### What you should do
Search the entries for the word "Транспортная" and copy each line that has it.

### Data shown
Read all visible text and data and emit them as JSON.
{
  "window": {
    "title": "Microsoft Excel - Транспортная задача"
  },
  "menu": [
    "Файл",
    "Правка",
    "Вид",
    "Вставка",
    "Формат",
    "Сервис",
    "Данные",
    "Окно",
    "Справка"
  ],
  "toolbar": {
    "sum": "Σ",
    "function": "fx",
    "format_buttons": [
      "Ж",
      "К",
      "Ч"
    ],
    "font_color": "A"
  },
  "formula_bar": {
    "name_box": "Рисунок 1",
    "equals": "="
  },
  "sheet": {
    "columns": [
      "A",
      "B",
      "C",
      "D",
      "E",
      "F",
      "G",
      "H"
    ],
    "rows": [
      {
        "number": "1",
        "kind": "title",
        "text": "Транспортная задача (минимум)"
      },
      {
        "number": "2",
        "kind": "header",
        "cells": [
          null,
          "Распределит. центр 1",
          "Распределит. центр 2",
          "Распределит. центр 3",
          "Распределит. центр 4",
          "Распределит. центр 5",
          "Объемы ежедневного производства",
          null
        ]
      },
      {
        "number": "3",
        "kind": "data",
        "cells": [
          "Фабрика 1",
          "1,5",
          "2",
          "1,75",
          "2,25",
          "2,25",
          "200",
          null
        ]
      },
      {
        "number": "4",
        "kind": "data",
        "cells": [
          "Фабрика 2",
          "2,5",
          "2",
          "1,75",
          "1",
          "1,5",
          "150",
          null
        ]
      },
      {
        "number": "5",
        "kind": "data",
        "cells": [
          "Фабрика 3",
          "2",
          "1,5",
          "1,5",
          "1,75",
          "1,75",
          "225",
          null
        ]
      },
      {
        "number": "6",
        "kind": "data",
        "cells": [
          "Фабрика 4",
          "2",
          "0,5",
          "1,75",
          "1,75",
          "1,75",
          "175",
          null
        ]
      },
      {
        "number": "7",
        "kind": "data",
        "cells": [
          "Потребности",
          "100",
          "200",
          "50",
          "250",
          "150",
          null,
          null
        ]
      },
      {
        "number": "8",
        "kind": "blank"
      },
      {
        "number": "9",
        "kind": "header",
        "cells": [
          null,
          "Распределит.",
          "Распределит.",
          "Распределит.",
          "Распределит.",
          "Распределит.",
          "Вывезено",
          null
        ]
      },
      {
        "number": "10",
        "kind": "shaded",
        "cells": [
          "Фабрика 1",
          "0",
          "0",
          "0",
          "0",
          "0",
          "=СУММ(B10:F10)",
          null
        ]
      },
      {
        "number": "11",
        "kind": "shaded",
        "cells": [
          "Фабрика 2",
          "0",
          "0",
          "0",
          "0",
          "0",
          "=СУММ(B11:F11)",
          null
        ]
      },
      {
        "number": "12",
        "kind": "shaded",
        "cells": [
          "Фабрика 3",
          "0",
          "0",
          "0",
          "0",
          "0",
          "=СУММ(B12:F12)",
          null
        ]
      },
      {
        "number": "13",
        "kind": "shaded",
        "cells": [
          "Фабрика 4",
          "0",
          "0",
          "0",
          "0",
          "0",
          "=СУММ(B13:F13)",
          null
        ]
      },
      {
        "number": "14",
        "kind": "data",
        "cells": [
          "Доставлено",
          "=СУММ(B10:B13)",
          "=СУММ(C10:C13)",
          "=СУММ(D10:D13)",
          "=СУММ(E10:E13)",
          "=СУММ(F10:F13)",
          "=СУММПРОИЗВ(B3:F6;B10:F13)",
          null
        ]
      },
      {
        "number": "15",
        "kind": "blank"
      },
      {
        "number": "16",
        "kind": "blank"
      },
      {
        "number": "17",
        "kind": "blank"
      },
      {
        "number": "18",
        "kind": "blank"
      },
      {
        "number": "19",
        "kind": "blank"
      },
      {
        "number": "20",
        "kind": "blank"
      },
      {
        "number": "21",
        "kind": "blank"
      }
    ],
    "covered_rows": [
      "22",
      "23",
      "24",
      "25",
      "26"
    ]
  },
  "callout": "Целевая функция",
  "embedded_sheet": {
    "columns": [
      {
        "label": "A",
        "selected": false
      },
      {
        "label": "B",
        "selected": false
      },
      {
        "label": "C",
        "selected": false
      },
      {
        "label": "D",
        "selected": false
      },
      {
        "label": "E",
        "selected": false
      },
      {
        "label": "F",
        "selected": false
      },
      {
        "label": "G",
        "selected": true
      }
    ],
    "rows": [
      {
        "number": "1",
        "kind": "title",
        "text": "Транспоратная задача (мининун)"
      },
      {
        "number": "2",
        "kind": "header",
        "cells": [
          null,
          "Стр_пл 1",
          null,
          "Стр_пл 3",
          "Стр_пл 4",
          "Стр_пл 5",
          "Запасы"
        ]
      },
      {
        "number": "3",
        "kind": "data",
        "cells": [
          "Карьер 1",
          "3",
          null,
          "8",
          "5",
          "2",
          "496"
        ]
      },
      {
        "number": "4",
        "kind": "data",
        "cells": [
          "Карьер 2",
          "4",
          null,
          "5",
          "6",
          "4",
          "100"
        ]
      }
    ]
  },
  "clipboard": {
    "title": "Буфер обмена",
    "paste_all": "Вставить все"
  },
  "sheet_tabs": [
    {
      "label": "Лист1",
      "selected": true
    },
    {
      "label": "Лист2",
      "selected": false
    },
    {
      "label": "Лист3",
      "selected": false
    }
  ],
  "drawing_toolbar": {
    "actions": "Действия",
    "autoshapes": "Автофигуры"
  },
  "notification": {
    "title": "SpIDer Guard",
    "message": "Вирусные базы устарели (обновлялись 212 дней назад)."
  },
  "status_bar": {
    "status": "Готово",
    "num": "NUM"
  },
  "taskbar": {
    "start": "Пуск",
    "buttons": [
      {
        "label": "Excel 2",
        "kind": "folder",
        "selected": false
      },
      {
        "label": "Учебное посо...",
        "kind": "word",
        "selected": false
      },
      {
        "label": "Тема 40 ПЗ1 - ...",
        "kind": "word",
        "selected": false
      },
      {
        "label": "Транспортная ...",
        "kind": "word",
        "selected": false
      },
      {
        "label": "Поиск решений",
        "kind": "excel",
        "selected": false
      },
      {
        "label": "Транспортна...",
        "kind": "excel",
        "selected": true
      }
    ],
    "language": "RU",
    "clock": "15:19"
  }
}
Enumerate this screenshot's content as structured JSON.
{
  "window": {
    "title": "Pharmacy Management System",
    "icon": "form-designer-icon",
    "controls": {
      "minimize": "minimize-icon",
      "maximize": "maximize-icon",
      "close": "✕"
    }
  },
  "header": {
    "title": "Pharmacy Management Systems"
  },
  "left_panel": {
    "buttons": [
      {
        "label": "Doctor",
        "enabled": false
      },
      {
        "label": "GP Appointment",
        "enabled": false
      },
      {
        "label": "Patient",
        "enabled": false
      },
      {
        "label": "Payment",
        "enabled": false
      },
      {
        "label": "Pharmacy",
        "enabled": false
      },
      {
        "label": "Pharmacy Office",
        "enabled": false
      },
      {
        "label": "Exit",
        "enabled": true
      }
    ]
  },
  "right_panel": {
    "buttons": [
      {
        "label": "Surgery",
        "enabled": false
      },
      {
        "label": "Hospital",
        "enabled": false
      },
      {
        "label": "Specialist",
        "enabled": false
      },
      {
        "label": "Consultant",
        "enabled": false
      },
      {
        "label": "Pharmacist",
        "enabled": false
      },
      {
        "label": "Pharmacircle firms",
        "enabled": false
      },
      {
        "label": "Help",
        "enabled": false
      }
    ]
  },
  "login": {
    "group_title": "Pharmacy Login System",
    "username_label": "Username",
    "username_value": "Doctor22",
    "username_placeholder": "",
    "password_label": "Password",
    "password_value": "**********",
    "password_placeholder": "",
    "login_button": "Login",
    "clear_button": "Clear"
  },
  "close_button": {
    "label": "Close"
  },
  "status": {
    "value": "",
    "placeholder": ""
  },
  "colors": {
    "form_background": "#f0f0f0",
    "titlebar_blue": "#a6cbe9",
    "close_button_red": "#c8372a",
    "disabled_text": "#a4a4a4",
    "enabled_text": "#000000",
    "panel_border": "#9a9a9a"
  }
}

### Solution for this exercise
    "title": "Microsoft Excel - Транспортная задача"
        "text": "Транспортная задача (минимум)"
        "label": "Транспортная ...",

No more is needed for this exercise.